There are several methods to customize SharePoint. Developers have the option of creating new cloud applications for SharePoint or maintaining legacy full trust code. Coupled with the complexity many organizations have in terms of managing SharePoint customizations across Office 365 and on-premises implementations, developers and solution architects will need to understand how to adjust application lifecycle management (ALM) techniques to support and deploy quality solutions. This series of blog posts will focus on the establishment of development, testing and deployment best practices for on-prem and cloud applications and solutions. This will also include concepts such as continuous integration, release management and automated testing.
If you think that you’ve read this introduction before, that’s true, it’s the description of my session at the upcoming SharePoint Conference:
While working with my co-presenter, Eric Charran (Microsoft), on the session content & demos, I’ve decided to put together a series of posts to cover the same topic in more depth while focusing on the How aspect.
- Introduction –> You are here!
- Infrastructure Overview
- The Development Environment(s)
- The ALM Platform(s)
- The Testing Environment(s)
- Automated Build & Deployment for Full-Trust & Sandboxed Solutions
- Automated Build & Deployment for SharePoint-hosted & Autohosted Apps
- Automated Build & Deployment for Provider-hosted Apps (Azure-hosted)
- Automated Build, Deployment & Testing for Full-Trust & Sandboxed Solutions
- Automated Build, Deployment & Testing for Apps
- Release Management Overview
- Release Management for Full-Trust & Sandboxed Solutions
- Release Management for Apps
The article applies common application lifecycle management (ALM) concepts and practices to application development using SharePoint & Office 365 technologies. This series is intended to complement the MSDN article by providing the “How” aspect of doing things. In fact, I’ll be referring to the article in almost every post instead of explaining the theory behind each task / exercise (I’m not a fan of reinventing the wheel).

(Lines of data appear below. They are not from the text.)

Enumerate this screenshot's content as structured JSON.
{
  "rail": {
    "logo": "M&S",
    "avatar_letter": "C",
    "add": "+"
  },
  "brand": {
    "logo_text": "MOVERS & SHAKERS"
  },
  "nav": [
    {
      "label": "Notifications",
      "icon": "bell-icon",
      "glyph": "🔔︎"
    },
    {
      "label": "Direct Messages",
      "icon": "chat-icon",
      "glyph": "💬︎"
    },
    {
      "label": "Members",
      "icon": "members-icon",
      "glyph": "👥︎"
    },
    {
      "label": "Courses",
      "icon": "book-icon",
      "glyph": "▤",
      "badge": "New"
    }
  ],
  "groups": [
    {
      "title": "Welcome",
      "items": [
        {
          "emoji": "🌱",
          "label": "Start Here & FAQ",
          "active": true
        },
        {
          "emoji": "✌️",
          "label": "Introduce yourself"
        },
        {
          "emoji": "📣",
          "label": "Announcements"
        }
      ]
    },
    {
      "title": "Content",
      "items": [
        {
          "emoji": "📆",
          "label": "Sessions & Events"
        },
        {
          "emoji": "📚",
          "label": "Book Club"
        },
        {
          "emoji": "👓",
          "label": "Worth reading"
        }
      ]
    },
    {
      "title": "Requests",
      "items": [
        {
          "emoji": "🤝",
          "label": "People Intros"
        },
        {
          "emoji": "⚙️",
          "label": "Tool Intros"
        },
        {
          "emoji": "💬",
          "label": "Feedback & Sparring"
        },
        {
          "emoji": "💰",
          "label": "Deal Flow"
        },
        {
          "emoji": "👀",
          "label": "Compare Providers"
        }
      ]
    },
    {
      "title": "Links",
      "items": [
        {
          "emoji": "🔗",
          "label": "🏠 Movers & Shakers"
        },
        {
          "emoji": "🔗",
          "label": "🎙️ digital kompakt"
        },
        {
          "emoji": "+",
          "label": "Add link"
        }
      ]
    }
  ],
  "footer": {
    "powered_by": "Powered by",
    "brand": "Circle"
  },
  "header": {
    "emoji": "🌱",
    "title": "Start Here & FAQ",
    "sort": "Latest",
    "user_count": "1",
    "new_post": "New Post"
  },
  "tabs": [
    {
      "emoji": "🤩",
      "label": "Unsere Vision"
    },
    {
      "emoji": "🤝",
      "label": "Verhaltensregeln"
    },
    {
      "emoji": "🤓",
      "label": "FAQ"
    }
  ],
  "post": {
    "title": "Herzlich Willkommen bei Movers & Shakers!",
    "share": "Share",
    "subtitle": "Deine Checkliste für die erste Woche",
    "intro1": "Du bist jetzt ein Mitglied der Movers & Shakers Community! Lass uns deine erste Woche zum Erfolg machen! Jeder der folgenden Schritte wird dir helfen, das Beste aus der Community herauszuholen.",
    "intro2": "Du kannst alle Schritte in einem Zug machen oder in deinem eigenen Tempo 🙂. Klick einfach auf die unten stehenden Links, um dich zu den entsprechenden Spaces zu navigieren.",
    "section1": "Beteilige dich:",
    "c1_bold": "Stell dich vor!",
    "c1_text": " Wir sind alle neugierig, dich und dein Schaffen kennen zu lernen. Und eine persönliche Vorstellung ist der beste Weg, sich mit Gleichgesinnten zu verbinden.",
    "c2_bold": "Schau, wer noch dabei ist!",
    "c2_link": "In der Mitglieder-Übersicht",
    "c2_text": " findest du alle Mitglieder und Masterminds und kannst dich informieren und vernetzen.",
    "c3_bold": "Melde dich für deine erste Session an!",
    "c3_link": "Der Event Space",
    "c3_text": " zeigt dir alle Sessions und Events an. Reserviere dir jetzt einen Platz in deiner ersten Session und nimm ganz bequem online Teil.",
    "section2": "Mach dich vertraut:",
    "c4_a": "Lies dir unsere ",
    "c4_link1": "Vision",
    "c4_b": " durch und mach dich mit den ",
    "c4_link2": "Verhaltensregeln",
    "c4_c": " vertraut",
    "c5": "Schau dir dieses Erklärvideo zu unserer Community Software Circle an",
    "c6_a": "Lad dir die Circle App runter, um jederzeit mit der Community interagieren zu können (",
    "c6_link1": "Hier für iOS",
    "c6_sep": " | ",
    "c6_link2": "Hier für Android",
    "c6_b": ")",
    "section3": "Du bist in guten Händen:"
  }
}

One thing to note here is that the series is intended to be educational, the lab environment setup (will be covered in the next post) was done in a way that enables you to easily follow along, focus on what we want to achieve without spending too much time focusing on the infrastructure & security side of things. I’ve also broken some rules that are highly recommended to follow in production environments; you will find me ignoring the least privilege accounts principles and using the domain administrator account for setting up almost everything in SharePoint & Team Foundation Server (including all its components), you will also find me combining many services on one virtual machine. This is OK for educational purposes.
However, I’ll be giving you some guidance from time to time on how to setup a real-life Application Lifecycle Environment for SharePoint 2013 & Office 365 SharePoint Online. I’ll also provide you with some links for some of the best resources out there on the internet that can help you on installing & configuring the components needed for building a comprehensive ALM environment for SharePoint 2013 & Office 365. This means that you can still follow along in case you are willing to implement a real-life ALM environment.
Another thing also to note here is that I’ll be explaining how to apply the ALM practices using Team Foundation Server 2013 (on-prem), Visual Studio Online (The cloud offering of TFS) and a hybrid approach. So if you don’t have enough infrastructure or you’re a cloud fan, you can still follow along and choose the option that best suits you.
While you’re waiting for the next post, I’d like to leave you with the following small exercises:
Exercise 2 (Optional)
If you are not familiar with the new development options in SharePoint 2013, please refer to the following articles :